year old girls who work afternoons and weekends. Some of them have
no aptitude for produce. Some girls can't tell a scallion from a
leek. On the other hand, I know the name and number of every fruit
and vegetable Count Market stocks. A kumquat, for example, is an
orange the size of a testicle. 4211.
It's my mother who can't remember the names of things. She cuts
pictures out of the weekly sales circulars and puts them into an
envelope. This is how she makes a shopping list. She cuts out a
picture of a gallon of milk. I bring her milk. She cuts out bread.
I bring her bread.
The man says: "It is the sand which makes this a lie. By all means,
tell me a story about a beautiful princess who cheated both death
and the paparazzi. You may console me for what I have lost. But
do not attempt to convince me that in the Mediterranean there is
Caribbean sand. I will believe in fictions, but not in impossibilities."
The same man, a few days later, steers his cart toward me when I'm
working the Express Check-Out. The man has thirteen items, including
a single red rose from Floral. 5880. I tell him, "It's no big deal,
sir, but you have thirteen items here. The Express Check-Out is
for twelve items or less." I point up at the sign.
The man takes the rose, the last item in his cart, and hands it
to me. "For you," he says. "I still have to charge you for it,"
He shrugs. I ring through just the twelve items. Then I reach up
to turn off the sign and the man notices the name pinned above my
"Meredith," he says. "My friends call me Dodi."
I help him bag his purchases: green seedless grapes, an avocado,
a red tin of Twining's English Breakfast tea, hummus, pita bread,
plain yogurt, a cucumber, two heads of garlic, fresh mint, a box
of kitchen matches.
I take the rose back to Floral during my break.
But I've gotten off the subject.
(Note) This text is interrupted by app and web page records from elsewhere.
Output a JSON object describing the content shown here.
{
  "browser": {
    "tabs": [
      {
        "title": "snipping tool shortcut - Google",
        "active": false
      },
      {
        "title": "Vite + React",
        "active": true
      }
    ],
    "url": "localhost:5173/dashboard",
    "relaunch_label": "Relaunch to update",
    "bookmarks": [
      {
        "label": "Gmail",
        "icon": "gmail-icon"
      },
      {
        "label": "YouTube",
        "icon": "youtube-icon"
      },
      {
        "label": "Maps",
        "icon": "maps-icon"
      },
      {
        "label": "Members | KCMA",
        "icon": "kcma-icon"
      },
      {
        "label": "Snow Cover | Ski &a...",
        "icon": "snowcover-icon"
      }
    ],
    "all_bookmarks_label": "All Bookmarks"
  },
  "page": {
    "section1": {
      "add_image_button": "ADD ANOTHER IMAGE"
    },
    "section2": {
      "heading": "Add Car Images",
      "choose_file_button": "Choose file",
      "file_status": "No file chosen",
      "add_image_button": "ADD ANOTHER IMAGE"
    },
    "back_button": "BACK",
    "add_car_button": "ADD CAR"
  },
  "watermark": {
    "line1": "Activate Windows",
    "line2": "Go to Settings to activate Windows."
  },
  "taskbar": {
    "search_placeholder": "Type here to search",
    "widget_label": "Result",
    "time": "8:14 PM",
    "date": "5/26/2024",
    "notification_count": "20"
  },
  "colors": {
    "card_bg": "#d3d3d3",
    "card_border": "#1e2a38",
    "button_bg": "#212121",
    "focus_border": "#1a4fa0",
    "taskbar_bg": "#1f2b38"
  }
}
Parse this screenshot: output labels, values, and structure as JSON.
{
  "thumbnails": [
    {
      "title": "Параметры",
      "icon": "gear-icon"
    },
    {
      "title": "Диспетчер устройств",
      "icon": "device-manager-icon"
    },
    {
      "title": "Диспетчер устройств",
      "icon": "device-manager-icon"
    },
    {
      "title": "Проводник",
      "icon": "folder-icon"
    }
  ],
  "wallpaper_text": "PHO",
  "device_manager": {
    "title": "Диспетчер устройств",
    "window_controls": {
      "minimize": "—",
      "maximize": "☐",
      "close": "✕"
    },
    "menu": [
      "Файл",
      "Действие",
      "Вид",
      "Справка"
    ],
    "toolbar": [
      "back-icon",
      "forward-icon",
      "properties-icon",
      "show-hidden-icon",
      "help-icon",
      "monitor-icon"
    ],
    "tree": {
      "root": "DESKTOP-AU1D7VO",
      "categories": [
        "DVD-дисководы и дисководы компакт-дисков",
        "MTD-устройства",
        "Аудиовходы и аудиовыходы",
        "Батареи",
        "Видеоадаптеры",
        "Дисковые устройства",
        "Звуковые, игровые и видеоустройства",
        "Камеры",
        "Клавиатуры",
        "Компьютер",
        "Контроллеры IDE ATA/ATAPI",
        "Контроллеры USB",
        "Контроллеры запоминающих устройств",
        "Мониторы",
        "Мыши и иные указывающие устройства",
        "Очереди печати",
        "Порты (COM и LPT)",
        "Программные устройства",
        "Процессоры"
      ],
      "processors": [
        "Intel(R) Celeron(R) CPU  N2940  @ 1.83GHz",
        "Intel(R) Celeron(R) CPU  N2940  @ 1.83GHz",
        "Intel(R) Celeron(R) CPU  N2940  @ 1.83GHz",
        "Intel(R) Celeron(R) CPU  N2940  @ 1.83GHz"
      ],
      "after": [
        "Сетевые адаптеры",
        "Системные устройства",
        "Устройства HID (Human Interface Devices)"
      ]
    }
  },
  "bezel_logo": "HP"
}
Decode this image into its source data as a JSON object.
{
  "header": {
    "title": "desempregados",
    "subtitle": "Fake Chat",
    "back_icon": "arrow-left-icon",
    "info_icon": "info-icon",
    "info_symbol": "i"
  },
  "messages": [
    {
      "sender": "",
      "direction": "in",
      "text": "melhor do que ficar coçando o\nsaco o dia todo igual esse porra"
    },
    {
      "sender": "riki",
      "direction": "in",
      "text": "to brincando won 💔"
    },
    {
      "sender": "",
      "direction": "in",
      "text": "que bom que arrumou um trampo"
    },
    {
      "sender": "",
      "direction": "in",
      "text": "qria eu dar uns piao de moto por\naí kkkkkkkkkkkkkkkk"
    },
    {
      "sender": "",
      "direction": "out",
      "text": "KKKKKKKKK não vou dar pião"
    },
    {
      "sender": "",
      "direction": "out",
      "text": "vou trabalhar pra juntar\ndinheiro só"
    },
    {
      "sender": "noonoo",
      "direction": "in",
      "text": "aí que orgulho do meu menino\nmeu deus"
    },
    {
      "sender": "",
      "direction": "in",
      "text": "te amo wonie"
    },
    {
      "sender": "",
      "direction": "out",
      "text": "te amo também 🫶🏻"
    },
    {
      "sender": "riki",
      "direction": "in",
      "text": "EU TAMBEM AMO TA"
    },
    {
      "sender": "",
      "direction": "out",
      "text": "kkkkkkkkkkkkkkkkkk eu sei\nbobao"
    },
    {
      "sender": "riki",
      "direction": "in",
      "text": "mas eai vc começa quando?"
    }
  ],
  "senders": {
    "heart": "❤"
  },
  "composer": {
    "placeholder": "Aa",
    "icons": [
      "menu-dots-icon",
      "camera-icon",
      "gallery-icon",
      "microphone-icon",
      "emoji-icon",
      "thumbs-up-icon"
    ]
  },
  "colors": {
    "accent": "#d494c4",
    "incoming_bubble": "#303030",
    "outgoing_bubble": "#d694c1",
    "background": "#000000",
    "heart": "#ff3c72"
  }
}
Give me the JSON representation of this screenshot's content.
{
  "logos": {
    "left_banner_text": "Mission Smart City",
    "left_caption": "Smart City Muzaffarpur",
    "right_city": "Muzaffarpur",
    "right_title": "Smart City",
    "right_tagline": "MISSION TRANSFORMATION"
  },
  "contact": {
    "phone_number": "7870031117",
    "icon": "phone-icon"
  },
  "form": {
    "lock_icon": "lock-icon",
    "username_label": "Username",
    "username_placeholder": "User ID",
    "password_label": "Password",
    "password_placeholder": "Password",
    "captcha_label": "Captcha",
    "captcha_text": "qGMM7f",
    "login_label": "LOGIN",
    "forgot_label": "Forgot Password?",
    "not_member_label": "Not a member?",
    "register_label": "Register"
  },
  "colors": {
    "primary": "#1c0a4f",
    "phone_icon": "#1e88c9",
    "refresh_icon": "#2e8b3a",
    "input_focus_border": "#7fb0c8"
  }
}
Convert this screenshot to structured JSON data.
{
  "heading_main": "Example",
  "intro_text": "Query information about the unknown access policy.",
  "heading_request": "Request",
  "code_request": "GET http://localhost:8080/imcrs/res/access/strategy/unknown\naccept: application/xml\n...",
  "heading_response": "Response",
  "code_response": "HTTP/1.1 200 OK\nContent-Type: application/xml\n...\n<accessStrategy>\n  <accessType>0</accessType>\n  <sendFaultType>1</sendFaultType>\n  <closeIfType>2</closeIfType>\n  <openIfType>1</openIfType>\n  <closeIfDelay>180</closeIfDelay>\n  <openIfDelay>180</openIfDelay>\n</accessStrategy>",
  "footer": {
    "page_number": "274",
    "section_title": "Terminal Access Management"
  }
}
I only wanted to tell you how much
your books have meant to me. You make me appreciate the ordinary
things. There are no tabloid miracles, there is only dailiness.
It's what we have. It's what we're made for. I think about this
when I come home in the evening and my mother asks me about my day.
As soon as I've finished telling her, she asks me again. I tell
her again, this time with more details-the man with the rose, the
high school girl who thought a leek was a scallion, the woman who
actually bought kumquats. To garnish a pork roast for company. I
tell her that when I put on my coat at the end of my shift, I reached
into the pocket and took out a picture of a six-pack of Charmin
bathroom tissue, cut from the weekly specials.
I guess all I wanted to do was to thank you for what you've written.
I'm just an ordinary person, like the people in your books. Like
Mrs. Turner, cutting the grass. So, thank you.
Here's the thing. If you put a single kumquat on the scale, it doesn't
even register. It's so light. So light. The word is almost heavier.